'Free child safety kits' could compromise your child's identity, BBB says
The Better Business Bureau says fraudsters are targeting families and using "child safety kits" to gather the personal information of children. (File)
CALGARY -- Scammers have cooked up a new way to access personal information, this time from Canada's most vulnerable population.
According to the Better Business Bureau (BBB) Scam Tracker, fraudsters posing as child safety experts are offering "free child safety kits" to parents as a way to protect their children from becoming victims of crime.
However, by responding to these organizations, the BBB says families are unwittingly putting their kids in danger.
Usually, parents are contacted over the phone, by email or social media by someone who claims to be offering the kits, free of charge, to members of the community.
In order to convince victims, the agencies say police and safety officials recommend all parents keep a kit that contains up-to-date pictures of their child, the child's height, weight, birthdate, fingerprints and even a strand of their hair.
The BBB says police do recommend parents catalog that information, but the scammers often insist on more personal information in order for their kits to be properly processed.
Some of the more sensitive information includes:
- Their full name
- Social Insurance Number (SIN)
There are even reports from parents who say scammers sometimes want to meet the child in person at their home.
Parents should never share their child's personal information with strangers, the BBB says.
"Children are more likely to have their identities stolen than adults," says Shawna-Kay Thomas, BBB communications specialist, in a release. "Scammers know that people rarely, if ever, check their child's credit report, which means they can get away with using a child's name and information for years before being found out."
Thomas adds a child's credit scores are also a clean slate, which makes them a very inviting target.
In order to protect your children's identities from being used by fraudsters, the BBB recommends parents:
- Never share personal information with anyone they don't know, especially their SIN.
- Be careful with unsolicited offers because legitimate businesses will not contact you "out of the blue." Government institutions generally send mail before attempting to contact you by phone.
- Take proper precautions, including monitoring your child's credit report annually to watch for signs of fraud.
Thomas says anyone who's discovered their child has become a victim of a scam should contact the Canadian Anti-Fraud Centre immediately.
"They should also put a credit freeze on your child's credit report. This will prevent any lender from accessing the credit reports or scores as part of a credit application," she said. "No one can apply for a new credit without lifting the freeze."
She says there are no reports of the scam taking place in southern Alberta, but people have been caught in other regions across North America.
"The (BBB) issues alerts so that our consumers are aware and not caught off guard by these emails, phone calls or ads. Our aim is not to have a victim in these cases."
The Calgary Police Service says parents always need to do everything they can to protect their children's personal information and understand how the details are being used when they do have to share it with agencies.
"Doing an online search for an official and secure website, phone number, street address and customer reviews can help determine the legitimacy of the company and its product or service," officials said. "Don’t give in to pressure or scare tactics. If someone is pushing you to make a quick decision, or trying to scare you into making one, it could be a red flag."

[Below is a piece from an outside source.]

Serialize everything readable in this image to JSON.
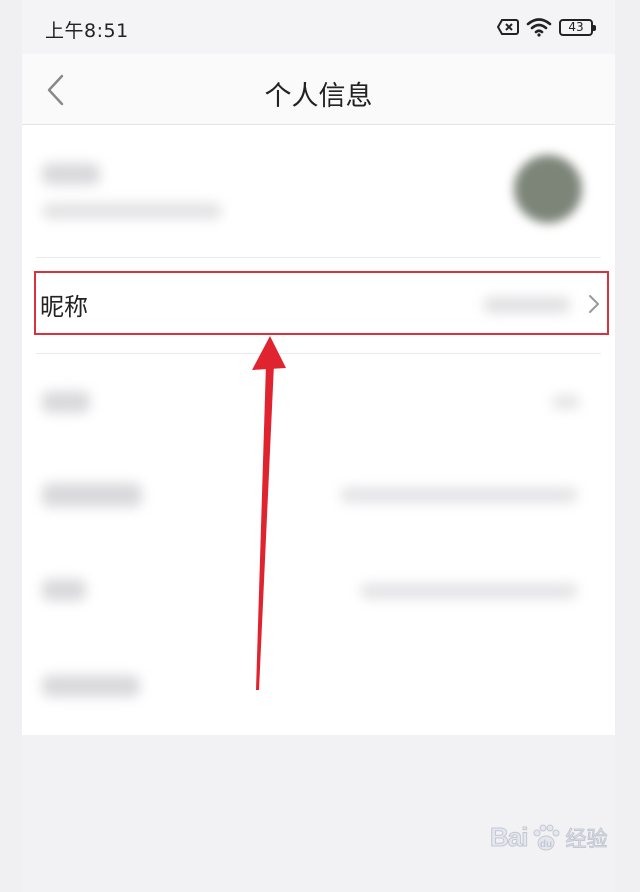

The CPS does not currently partner with, or endorse, any companies that offer child safety kits.
More information about how to protect yourself from fraud is available on the BBB's website.